◆ About this task
Below are records. Find each line in them that holds the word "Brewster" and copy it.

↓↓↓

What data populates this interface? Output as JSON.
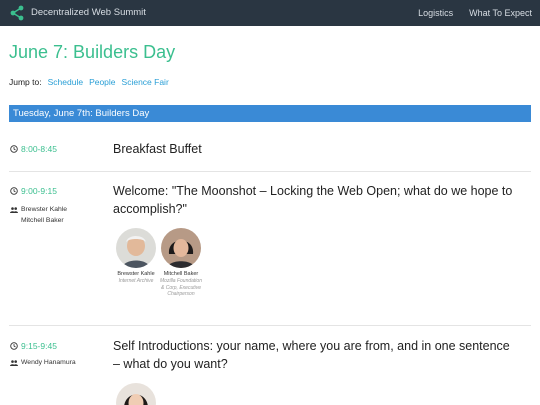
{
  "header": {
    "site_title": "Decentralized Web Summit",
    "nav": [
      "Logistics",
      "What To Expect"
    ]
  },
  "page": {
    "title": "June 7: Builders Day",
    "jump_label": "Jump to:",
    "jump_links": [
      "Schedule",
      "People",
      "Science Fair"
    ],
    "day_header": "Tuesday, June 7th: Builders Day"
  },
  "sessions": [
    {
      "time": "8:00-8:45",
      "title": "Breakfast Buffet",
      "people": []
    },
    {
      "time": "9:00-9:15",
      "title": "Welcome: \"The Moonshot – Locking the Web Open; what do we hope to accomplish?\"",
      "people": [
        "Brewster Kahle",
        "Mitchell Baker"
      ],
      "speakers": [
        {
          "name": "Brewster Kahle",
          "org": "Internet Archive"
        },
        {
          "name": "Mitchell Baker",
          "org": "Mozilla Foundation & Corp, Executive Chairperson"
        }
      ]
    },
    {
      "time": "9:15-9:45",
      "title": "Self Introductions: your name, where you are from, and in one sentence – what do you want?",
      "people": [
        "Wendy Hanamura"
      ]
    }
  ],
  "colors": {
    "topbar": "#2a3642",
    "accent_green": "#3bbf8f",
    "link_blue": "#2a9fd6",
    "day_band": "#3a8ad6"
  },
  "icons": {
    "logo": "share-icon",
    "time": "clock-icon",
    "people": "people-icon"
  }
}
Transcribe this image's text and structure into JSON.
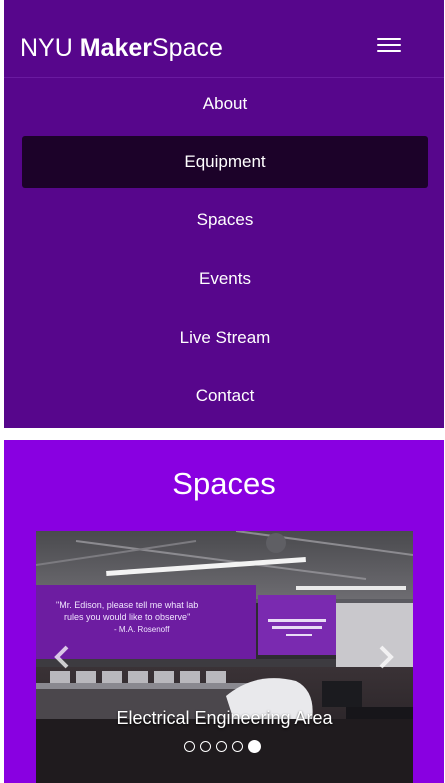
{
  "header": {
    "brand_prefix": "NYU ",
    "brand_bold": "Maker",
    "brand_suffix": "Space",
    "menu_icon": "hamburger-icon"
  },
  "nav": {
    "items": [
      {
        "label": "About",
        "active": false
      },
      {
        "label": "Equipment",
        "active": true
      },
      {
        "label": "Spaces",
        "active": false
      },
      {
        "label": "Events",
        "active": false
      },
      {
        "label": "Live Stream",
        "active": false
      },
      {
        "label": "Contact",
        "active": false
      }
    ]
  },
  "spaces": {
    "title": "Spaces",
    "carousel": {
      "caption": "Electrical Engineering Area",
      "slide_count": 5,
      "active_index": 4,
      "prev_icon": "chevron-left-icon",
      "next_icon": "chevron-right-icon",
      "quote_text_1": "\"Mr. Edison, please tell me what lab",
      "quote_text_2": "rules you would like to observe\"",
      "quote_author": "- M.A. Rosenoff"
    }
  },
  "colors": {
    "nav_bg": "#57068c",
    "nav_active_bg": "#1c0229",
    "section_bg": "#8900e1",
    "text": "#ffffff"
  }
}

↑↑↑
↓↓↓

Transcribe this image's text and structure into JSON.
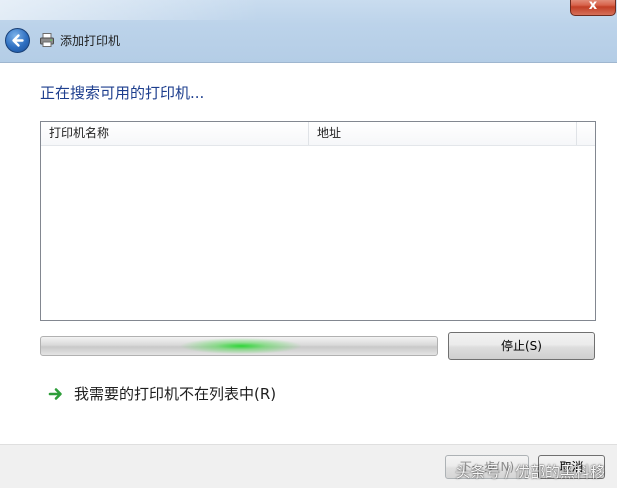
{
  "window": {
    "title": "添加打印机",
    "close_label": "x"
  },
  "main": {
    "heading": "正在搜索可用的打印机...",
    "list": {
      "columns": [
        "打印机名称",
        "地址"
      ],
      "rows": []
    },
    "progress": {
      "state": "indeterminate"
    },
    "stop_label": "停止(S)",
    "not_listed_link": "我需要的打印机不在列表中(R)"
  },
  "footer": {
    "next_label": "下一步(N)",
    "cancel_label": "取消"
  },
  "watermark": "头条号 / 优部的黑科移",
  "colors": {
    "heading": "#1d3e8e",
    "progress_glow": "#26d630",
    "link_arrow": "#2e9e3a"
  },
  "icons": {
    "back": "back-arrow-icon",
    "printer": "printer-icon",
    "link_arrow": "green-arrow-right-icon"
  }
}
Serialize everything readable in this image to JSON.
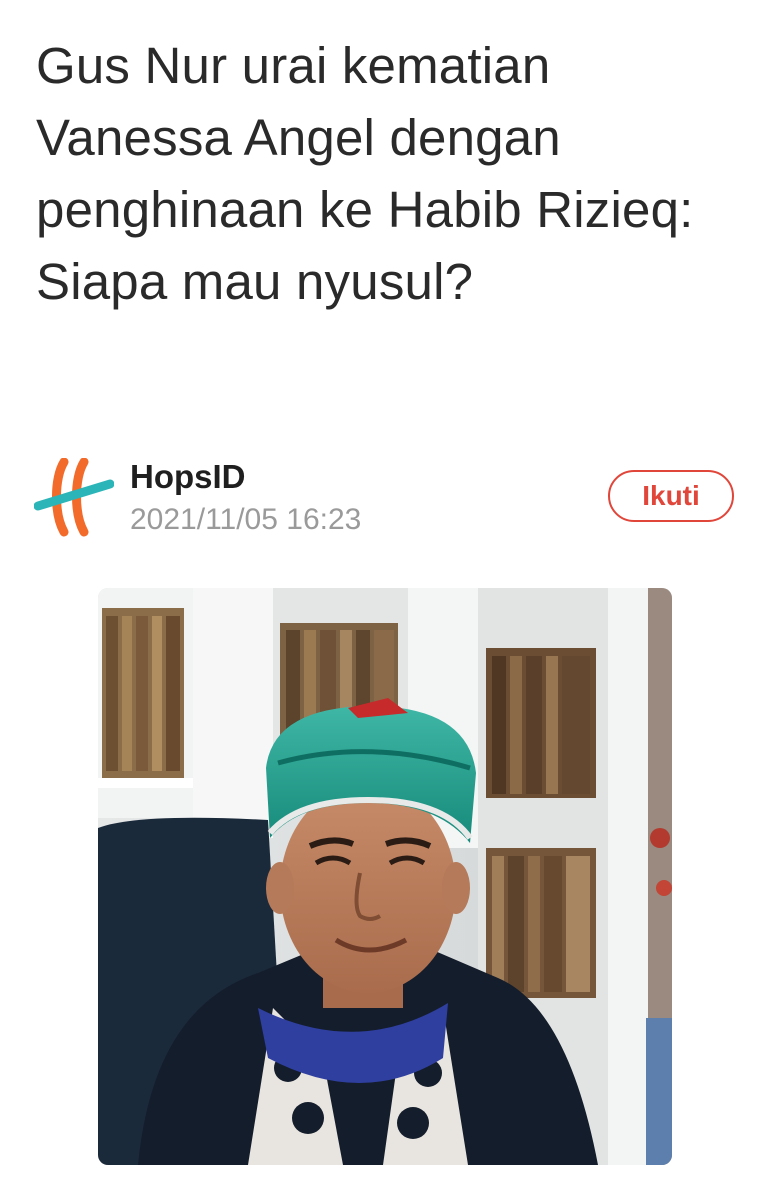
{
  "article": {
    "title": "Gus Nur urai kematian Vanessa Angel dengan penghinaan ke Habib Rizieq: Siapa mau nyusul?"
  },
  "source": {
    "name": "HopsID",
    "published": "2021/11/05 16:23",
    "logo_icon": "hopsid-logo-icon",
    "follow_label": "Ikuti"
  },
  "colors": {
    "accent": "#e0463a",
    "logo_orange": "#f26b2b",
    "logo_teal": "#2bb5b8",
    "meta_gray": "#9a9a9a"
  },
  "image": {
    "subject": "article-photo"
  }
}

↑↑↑

◆ Answer section
        "Brewster Kahle",
          "name": "Brewster Kahle",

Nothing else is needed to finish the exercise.